*** Supplied data
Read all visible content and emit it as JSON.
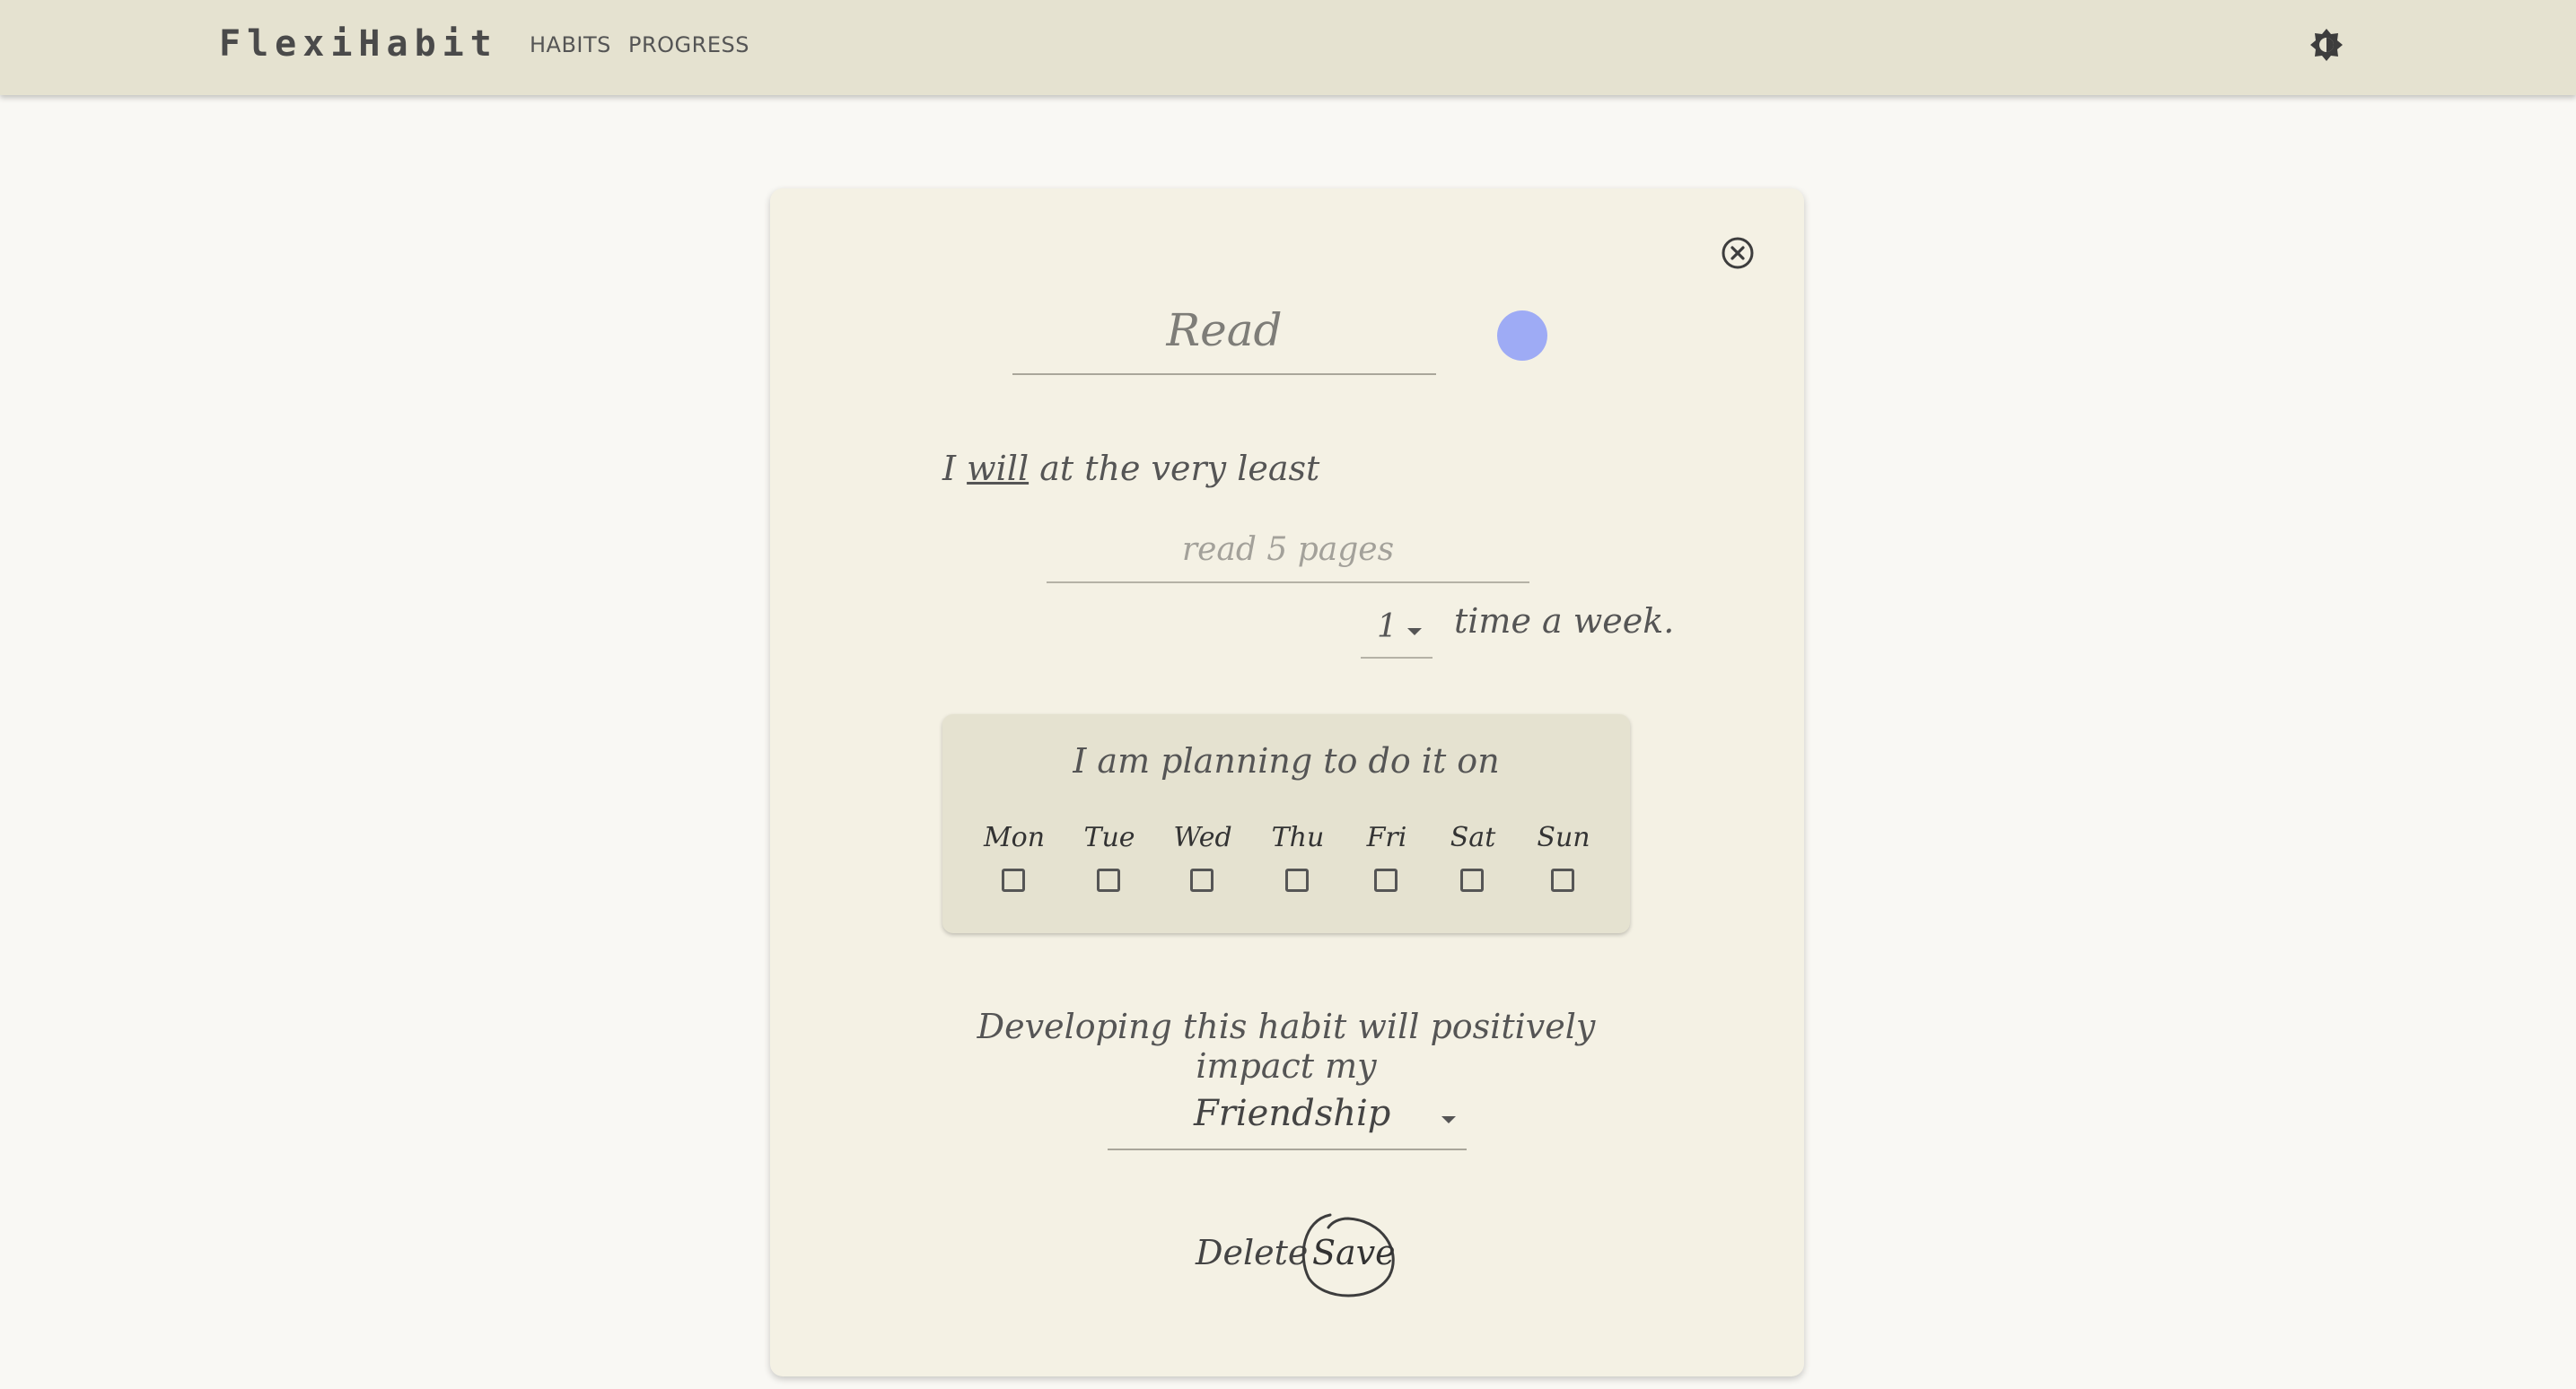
{
  "app": {
    "brand": "FlexiHabit",
    "nav": [
      {
        "label": "HABITS"
      },
      {
        "label": "PROGRESS"
      }
    ],
    "theme_toggle_icon": "brightness-icon"
  },
  "habit_form": {
    "name_placeholder": "Read",
    "color": "#9eabf5",
    "commitment_prefix": "I",
    "commitment_word": "will",
    "commitment_suffix": "at the very least",
    "action_placeholder": "read 5 pages",
    "frequency_value": "1",
    "frequency_suffix": "time a week.",
    "plan_title": "I am planning to do it on",
    "days": [
      {
        "label": "Mon",
        "checked": false
      },
      {
        "label": "Tue",
        "checked": false
      },
      {
        "label": "Wed",
        "checked": false
      },
      {
        "label": "Thu",
        "checked": false
      },
      {
        "label": "Fri",
        "checked": false
      },
      {
        "label": "Sat",
        "checked": false
      },
      {
        "label": "Sun",
        "checked": false
      }
    ],
    "impact_text": "Developing this habit will positively impact my",
    "impact_value": "Friendship",
    "delete_label": "Delete",
    "save_label": "Save",
    "close_icon": "close-circle-icon"
  }
}
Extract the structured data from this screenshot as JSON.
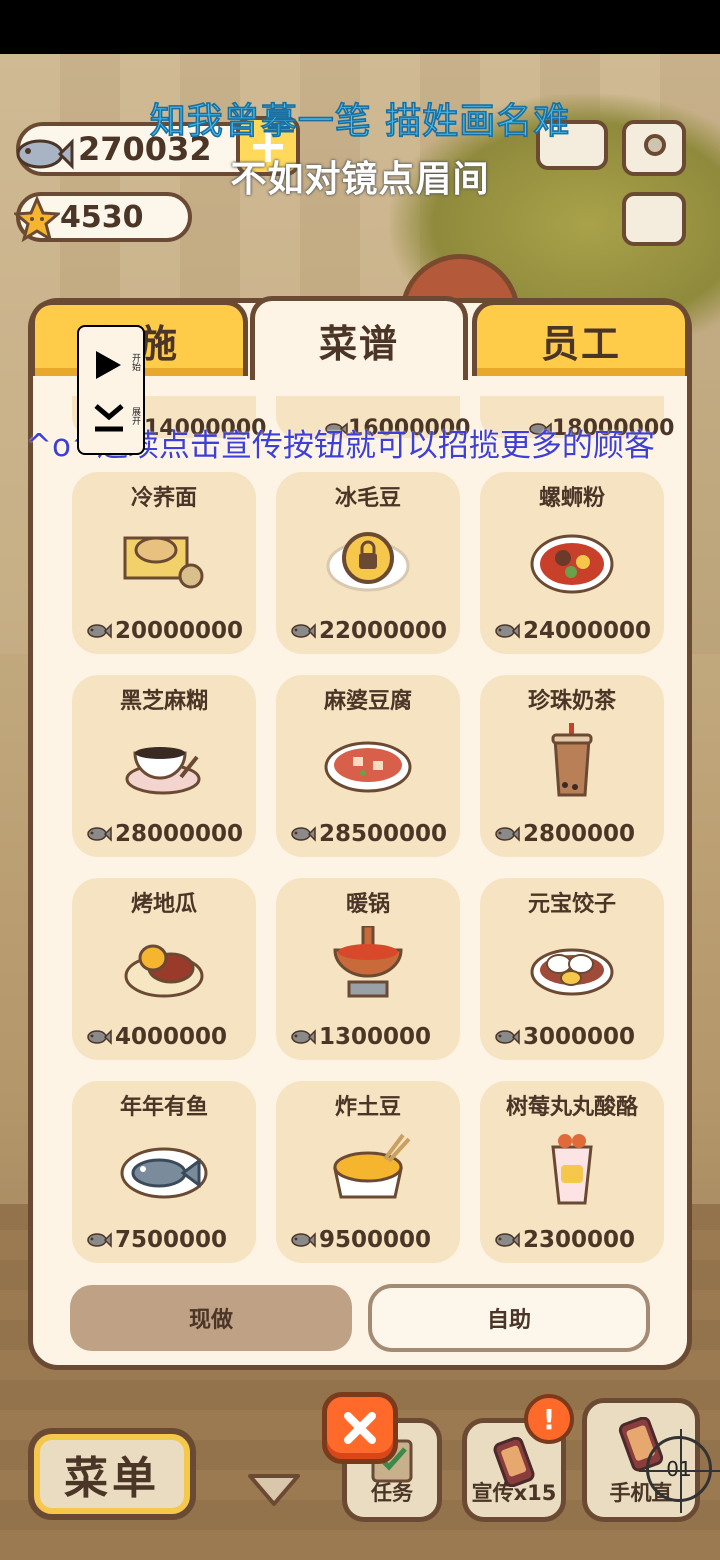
{
  "lyrics": {
    "line1": "知我曾摹一笔 描姓画名难",
    "line2": "不如对镜点眉间"
  },
  "currency": {
    "fish": "270032",
    "stars": "4530",
    "plus_label": "+"
  },
  "tabs": [
    {
      "label": "设施",
      "active": false
    },
    {
      "label": "菜谱",
      "active": true
    },
    {
      "label": "员工",
      "active": false
    }
  ],
  "partial_prices": [
    "14000000",
    "16000000",
    "18000000"
  ],
  "recipes": [
    {
      "name": "冷荞面",
      "price": "20000000",
      "icon": "cold-noodles-icon"
    },
    {
      "name": "冰毛豆",
      "price": "22000000",
      "icon": "locked-padlock-icon"
    },
    {
      "name": "螺蛳粉",
      "price": "24000000",
      "icon": "snail-noodles-icon"
    },
    {
      "name": "黑芝麻糊",
      "price": "28000000",
      "icon": "sesame-paste-icon"
    },
    {
      "name": "麻婆豆腐",
      "price": "28500000",
      "icon": "mapo-tofu-icon"
    },
    {
      "name": "珍珠奶茶",
      "price": "2800000",
      "icon": "bubble-tea-icon"
    },
    {
      "name": "烤地瓜",
      "price": "4000000",
      "icon": "sweet-potato-icon"
    },
    {
      "name": "暖锅",
      "price": "1300000",
      "icon": "hot-pot-icon"
    },
    {
      "name": "元宝饺子",
      "price": "3000000",
      "icon": "dumplings-icon"
    },
    {
      "name": "年年有鱼",
      "price": "7500000",
      "icon": "fish-dish-icon"
    },
    {
      "name": "炸土豆",
      "price": "9500000",
      "icon": "fried-potato-icon"
    },
    {
      "name": "树莓丸丸酸酪",
      "price": "2300000",
      "icon": "raspberry-yogurt-icon"
    }
  ],
  "actions": {
    "make_now": "现做",
    "self_service": "自助"
  },
  "tip": "^o^连续点击宣传按钮就可以招揽更多的顾客",
  "widget": {
    "play_label": "开始",
    "expand_label": "展开"
  },
  "bottom_bar": {
    "menu": "菜单",
    "task": "任务",
    "promo": "宣传x15",
    "phone": "手机直",
    "alert": "!",
    "crosshair": "01"
  },
  "colors": {
    "accent_tab": "#ffcc4a",
    "panel_bg": "#fdf4e6",
    "card_bg": "#f6e3c2",
    "outline": "#6b4a33",
    "close": "#ff6a2a",
    "lyric_blue": "#4cc2f0",
    "tip_blue": "#3f3fd8"
  }
}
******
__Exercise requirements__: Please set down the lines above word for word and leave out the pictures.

__Exercise solution__:
Read all visible content and emit it as JSON.
{
  "app": {
    "brand": "FlexiHabit",
    "nav": [
      {
        "label": "HABITS"
      },
      {
        "label": "PROGRESS"
      }
    ],
    "theme_toggle_icon": "brightness-icon"
  },
  "habit_form": {
    "name_placeholder": "Read",
    "color": "#9eabf5",
    "commitment_prefix": "I",
    "commitment_word": "will",
    "commitment_suffix": "at the very least",
    "action_placeholder": "read 5 pages",
    "frequency_value": "1",
    "frequency_suffix": "time a week.",
    "plan_title": "I am planning to do it on",
    "days": [
      {
        "label": "Mon",
        "checked": false
      },
      {
        "label": "Tue",
        "checked": false
      },
      {
        "label": "Wed",
        "checked": false
      },
      {
        "label": "Thu",
        "checked": false
      },
      {
        "label": "Fri",
        "checked": false
      },
      {
        "label": "Sat",
        "checked": false
      },
      {
        "label": "Sun",
        "checked": false
      }
    ],
    "impact_text": "Developing this habit will positively impact my",
    "impact_value": "Friendship",
    "delete_label": "Delete",
    "save_label": "Save",
    "close_icon": "close-circle-icon"
  }
}
Extract the structured data from this screenshot as JSON.
{
  "lyrics": {
    "line1": "知我曾摹一笔 描姓画名难",
    "line2": "不如对镜点眉间"
  },
  "currency": {
    "fish": "270032",
    "stars": "4530",
    "plus_label": "+"
  },
  "tabs": [
    {
      "label": "设施",
      "active": false
    },
    {
      "label": "菜谱",
      "active": true
    },
    {
      "label": "员工",
      "active": false
    }
  ],
  "partial_prices": [
    "14000000",
    "16000000",
    "18000000"
  ],
  "recipes": [
    {
      "name": "冷荞面",
      "price": "20000000",
      "icon": "cold-noodles-icon"
    },
    {
      "name": "冰毛豆",
      "price": "22000000",
      "icon": "locked-padlock-icon"
    },
    {
      "name": "螺蛳粉",
      "price": "24000000",
      "icon": "snail-noodles-icon"
    },
    {
      "name": "黑芝麻糊",
      "price": "28000000",
      "icon": "sesame-paste-icon"
    },
    {
      "name": "麻婆豆腐",
      "price": "28500000",
      "icon": "mapo-tofu-icon"
    },
    {
      "name": "珍珠奶茶",
      "price": "2800000",
      "icon": "bubble-tea-icon"
    },
    {
      "name": "烤地瓜",
      "price": "4000000",
      "icon": "sweet-potato-icon"
    },
    {
      "name": "暖锅",
      "price": "1300000",
      "icon": "hot-pot-icon"
    },
    {
      "name": "元宝饺子",
      "price": "3000000",
      "icon": "dumplings-icon"
    },
    {
      "name": "年年有鱼",
      "price": "7500000",
      "icon": "fish-dish-icon"
    },
    {
      "name": "炸土豆",
      "price": "9500000",
      "icon": "fried-potato-icon"
    },
    {
      "name": "树莓丸丸酸酪",
      "price": "2300000",
      "icon": "raspberry-yogurt-icon"
    }
  ],
  "actions": {
    "make_now": "现做",
    "self_service": "自助"
  },
  "tip": "^o^连续点击宣传按钮就可以招揽更多的顾客",
  "widget": {
    "play_label": "开始",
    "expand_label": "展开"
  },
  "bottom_bar": {
    "menu": "菜单",
    "task": "任务",
    "promo": "宣传x15",
    "phone": "手机直",
    "alert": "!",
    "crosshair": "01"
  },
  "colors": {
    "accent_tab": "#ffcc4a",
    "panel_bg": "#fdf4e6",
    "card_bg": "#f6e3c2",
    "outline": "#6b4a33",
    "close": "#ff6a2a",
    "lyric_blue": "#4cc2f0",
    "tip_blue": "#3f3fd8"
  }
}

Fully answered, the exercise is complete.